- I'm Tom Wiley with OperationBlessing disaster relief.
We sent an advanced teamhere just yesterday,
starting in Pensacola
and we've been makingour way to Panama City
to assess the damage of this hurricane.
Operation Blessing disaster relief
is staging equipment, andpeople, and other resources
as we look at coming into this area
to help the residentsaffected by this storm.
We've been driving downnumerous highways today,
weaving through downedtrees and downed power lines
and seeing the damage firsthand.
This area has been hard hit.
- Well, we've noticed a lot of trees down,
power lines down, metal flyin,a truck liftin off the ground

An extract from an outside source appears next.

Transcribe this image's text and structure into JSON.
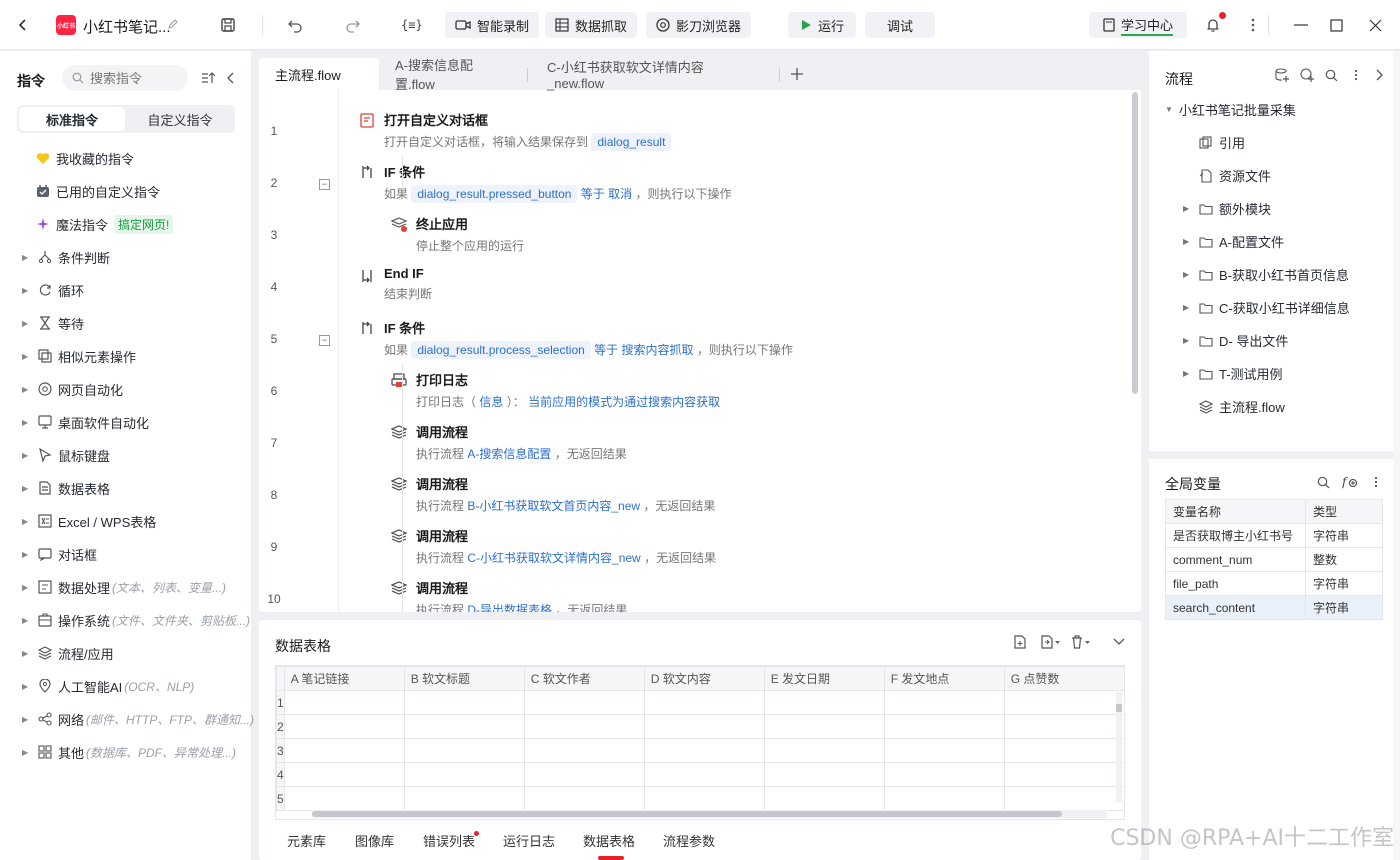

and we're just scared to death, man.
- Operation Blessing will continue
to work with our ministry partners
to get down into this area,to get to the right place
to provide the right amount assistance
for the families and communitiesaffected by this disaster.
If you'd like to learnmore about volunteering,
please visit Operation Blessing's website
God bless you.
- Pat, Operation Blessing,always delivering timely
and much needed help.
- So they've got a mobile kitchen
and they want to feed asmuch as 2,000 meals a day.
We've got a constructiontrailer filled with tools
to be used by volunteers tohelp hurricane victims rebuild,
two box trucks full ofemergency relief supplies,
and I know it's, you know,it's not as much as you'd like,
but we're there sometimesin the point of urgent need
to help people.
So if you want to help in this time,
you can send your, quote,"thoughts and prayers"
as the president said,
but we can also sendsome money and help them.
And it's Disaster Relief Fund,
CBN Center, Virginia Beach, VA
And we don't wait for somebureaucracy to tell us
to do it, we just do it right away.
We work with churches, we workthrough relief organizations,
'cause people in thepanhandle are, listen folks,
They will have lost everything;
you look at those pictures
they're absolutely devastating.
- Pat, in economic news,
Wall Street is hoping that theworst of a brutal correction
will soon be over.
Wednesday sell offmarks five straight days
stocks have been down.
The dow fell 830 points a little over 3%,
the S&P 500 was down just overthree and a quarter percent,
and the technology heavyNASDAQ took the biggest hit,
plunging more than 4%.
Some analysts are blamingrising interests rates
for the sell off.
President Trump blastedthe Federal Reserve
for raising those rates and, Pat,
other analysts say the marketwas due for correction.
- It has been keeping therates artificially low
for so many years, theyhad to bring them up,
but, I'm telling you,it's, it's really tough,
but remember that big, big market crash
about a quarter of the Dow went down,
I mean, this is 3%,
so I mean, it's not the end of the world.
It just sounds like a lot of numbers
because the Dow is up so big,
it's 26, 27, 28,000 points
and you lose 800 out of that,
it's not as much as 3%.
- You think it'll correct pretty quickly?
- I hope so, I thinkthe economy's so strong,
and I think that those techcompanies have just gone crazy
Amazon, and Netflix, and theseothers have gone up so high,
and they were due for acorrection, google and others,
I mean, they're just,what do they call it;
There's so many, but do I think so?
I would say yes, I think we'll have it,
but the economy is basically strong,
you couldn't have askedfor anything better
in terms of employment, theunemployment is at record lows.
Black unemployment, Hispanic unemployment,
it's really a, well,we'll see what happens.
We've got less than 30 daysfor the midterm elections,
a lot of stuff's going on.